━━━━━ Materials provided

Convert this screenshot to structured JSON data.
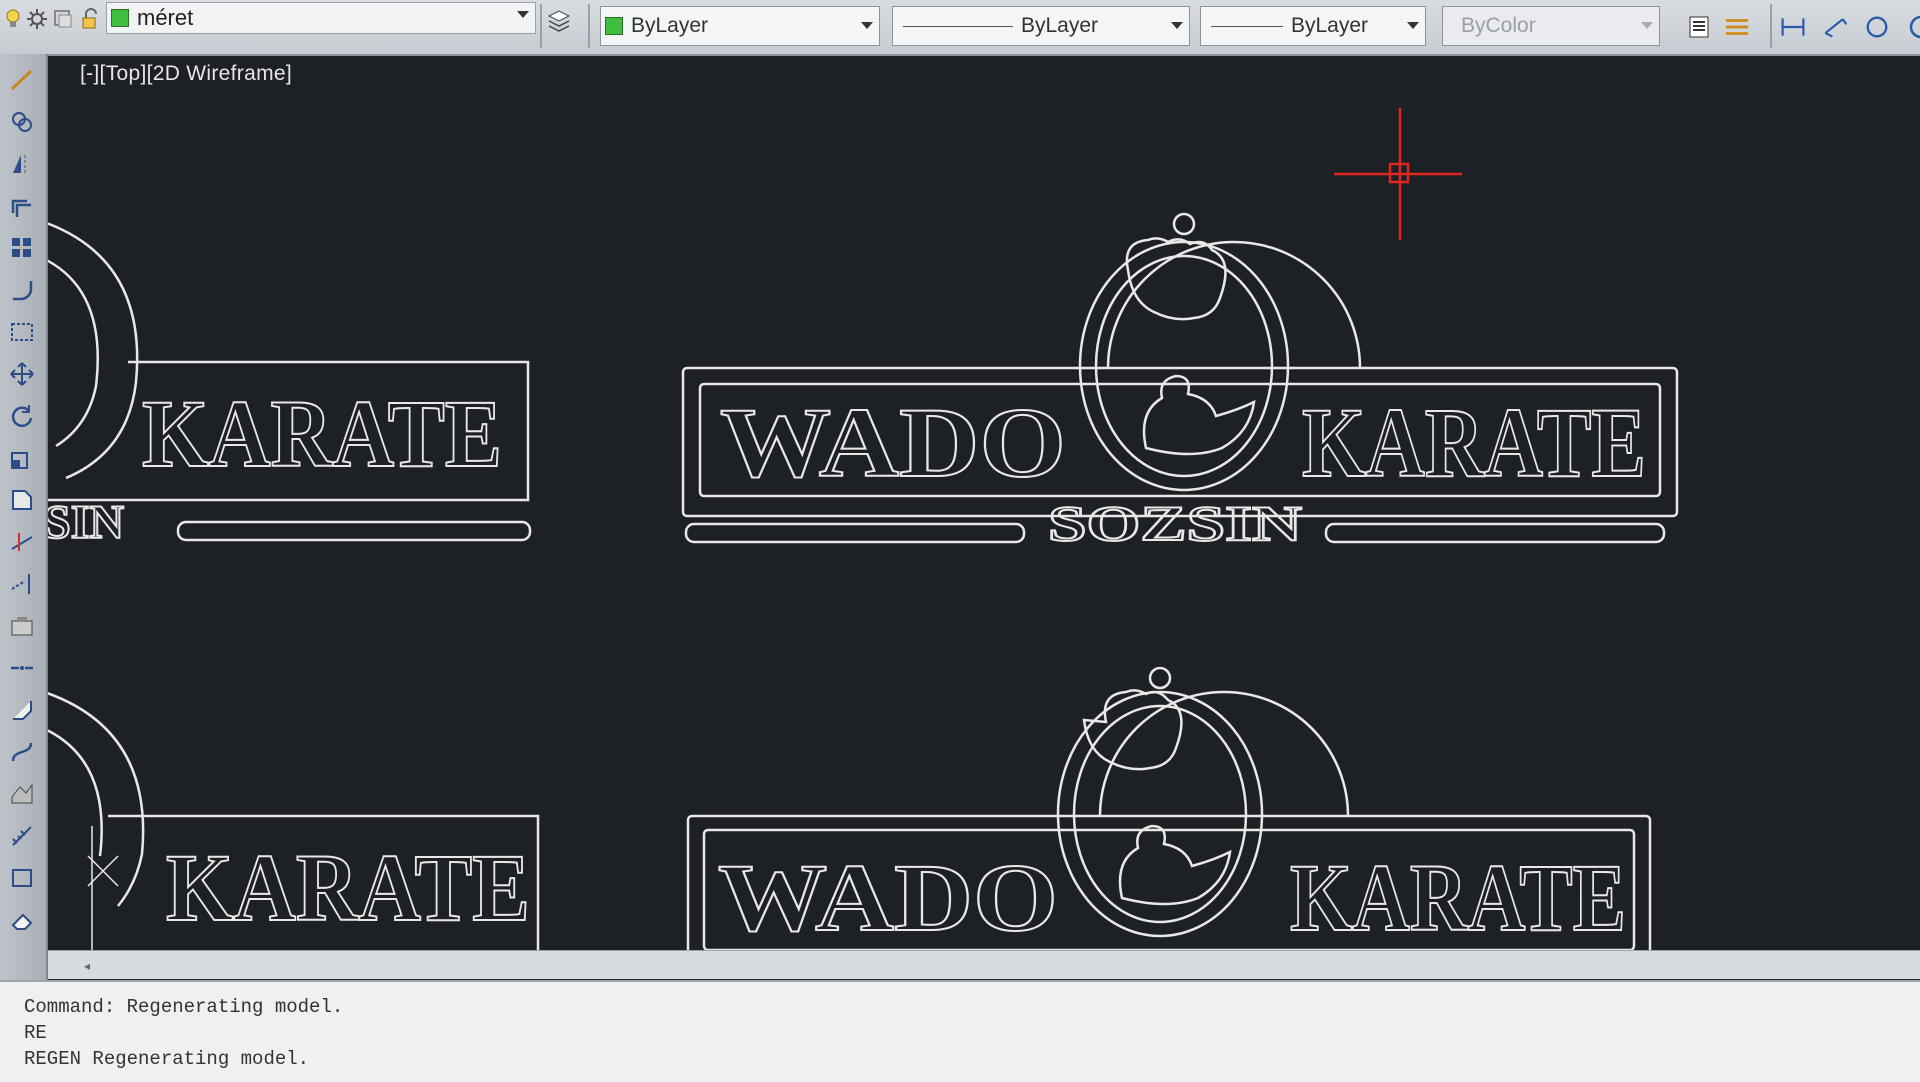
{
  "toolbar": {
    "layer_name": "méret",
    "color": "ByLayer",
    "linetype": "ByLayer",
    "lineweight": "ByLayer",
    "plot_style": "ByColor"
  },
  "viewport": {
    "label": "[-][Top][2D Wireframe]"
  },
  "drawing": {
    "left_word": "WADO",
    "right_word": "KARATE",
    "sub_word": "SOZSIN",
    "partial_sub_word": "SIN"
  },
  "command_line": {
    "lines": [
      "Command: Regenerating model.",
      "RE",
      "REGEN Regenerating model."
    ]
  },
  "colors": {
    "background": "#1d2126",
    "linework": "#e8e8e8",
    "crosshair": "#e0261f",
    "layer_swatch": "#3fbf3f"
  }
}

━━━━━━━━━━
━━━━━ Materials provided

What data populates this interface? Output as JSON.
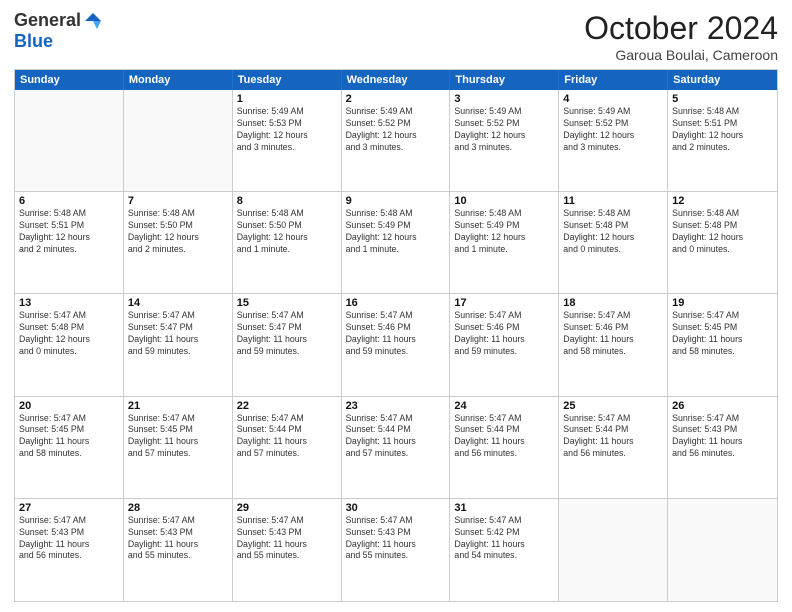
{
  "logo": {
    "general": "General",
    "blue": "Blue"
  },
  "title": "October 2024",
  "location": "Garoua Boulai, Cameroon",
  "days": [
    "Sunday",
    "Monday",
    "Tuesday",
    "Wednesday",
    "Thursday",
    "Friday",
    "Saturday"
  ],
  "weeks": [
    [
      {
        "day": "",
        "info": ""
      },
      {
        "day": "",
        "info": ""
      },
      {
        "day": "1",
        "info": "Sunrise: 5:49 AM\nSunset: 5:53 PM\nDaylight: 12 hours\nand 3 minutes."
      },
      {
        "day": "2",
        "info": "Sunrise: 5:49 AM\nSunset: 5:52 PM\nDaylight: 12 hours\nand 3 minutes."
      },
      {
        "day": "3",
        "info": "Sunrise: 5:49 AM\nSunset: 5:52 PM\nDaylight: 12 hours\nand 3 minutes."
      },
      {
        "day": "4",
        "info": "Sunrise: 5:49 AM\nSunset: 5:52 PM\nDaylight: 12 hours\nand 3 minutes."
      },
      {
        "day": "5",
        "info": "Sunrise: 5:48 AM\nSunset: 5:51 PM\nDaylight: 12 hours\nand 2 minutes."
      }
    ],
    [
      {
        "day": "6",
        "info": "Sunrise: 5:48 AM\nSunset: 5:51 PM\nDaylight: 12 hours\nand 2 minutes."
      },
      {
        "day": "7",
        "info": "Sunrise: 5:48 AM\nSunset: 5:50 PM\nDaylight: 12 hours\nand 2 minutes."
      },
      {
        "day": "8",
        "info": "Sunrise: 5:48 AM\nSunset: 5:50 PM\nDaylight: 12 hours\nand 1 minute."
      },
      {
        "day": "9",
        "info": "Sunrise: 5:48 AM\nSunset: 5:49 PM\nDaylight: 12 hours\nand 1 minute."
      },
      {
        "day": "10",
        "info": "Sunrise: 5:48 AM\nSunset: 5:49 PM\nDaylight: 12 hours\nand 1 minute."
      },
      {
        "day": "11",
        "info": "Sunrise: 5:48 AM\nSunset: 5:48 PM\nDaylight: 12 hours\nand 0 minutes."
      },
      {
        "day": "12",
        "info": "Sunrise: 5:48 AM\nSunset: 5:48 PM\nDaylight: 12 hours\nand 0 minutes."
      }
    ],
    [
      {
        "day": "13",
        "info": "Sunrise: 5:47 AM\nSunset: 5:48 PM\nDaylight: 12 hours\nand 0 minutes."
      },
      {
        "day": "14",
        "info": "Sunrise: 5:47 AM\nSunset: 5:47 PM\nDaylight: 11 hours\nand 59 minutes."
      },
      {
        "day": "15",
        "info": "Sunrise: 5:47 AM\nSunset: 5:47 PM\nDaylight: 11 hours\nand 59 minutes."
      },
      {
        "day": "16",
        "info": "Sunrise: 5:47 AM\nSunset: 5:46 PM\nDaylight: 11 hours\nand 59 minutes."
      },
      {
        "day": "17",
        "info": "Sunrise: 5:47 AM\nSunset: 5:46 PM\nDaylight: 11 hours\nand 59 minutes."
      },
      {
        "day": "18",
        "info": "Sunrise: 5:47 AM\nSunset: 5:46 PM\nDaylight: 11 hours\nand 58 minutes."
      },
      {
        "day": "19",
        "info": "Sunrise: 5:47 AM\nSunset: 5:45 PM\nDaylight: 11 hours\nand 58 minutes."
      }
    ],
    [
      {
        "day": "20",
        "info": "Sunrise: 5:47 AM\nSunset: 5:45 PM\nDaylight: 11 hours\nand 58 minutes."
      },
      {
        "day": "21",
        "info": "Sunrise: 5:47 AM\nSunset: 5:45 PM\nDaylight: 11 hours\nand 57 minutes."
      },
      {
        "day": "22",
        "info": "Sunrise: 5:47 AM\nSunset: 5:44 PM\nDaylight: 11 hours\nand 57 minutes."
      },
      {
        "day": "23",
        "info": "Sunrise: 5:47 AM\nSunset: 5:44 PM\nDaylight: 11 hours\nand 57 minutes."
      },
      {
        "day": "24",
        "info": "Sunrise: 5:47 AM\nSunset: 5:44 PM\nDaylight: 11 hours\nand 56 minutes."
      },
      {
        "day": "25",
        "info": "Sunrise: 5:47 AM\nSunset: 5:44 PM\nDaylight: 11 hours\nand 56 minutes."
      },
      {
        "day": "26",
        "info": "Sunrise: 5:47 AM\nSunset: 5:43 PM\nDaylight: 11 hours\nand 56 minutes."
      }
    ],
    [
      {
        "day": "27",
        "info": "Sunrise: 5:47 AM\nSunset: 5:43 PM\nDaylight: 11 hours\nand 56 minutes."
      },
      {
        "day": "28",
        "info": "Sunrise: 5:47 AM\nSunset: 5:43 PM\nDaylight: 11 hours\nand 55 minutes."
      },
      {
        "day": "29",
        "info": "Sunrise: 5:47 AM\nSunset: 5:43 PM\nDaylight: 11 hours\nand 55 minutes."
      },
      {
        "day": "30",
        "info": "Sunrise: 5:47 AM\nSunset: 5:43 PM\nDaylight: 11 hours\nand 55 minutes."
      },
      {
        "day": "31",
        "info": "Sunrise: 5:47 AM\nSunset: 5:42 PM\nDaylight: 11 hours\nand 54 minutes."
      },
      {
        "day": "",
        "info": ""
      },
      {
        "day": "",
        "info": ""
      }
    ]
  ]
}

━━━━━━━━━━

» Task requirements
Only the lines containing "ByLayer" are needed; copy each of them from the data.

» Answer for this exercise
    "color": "ByLayer",
    "linetype": "ByLayer",
    "lineweight": "ByLayer",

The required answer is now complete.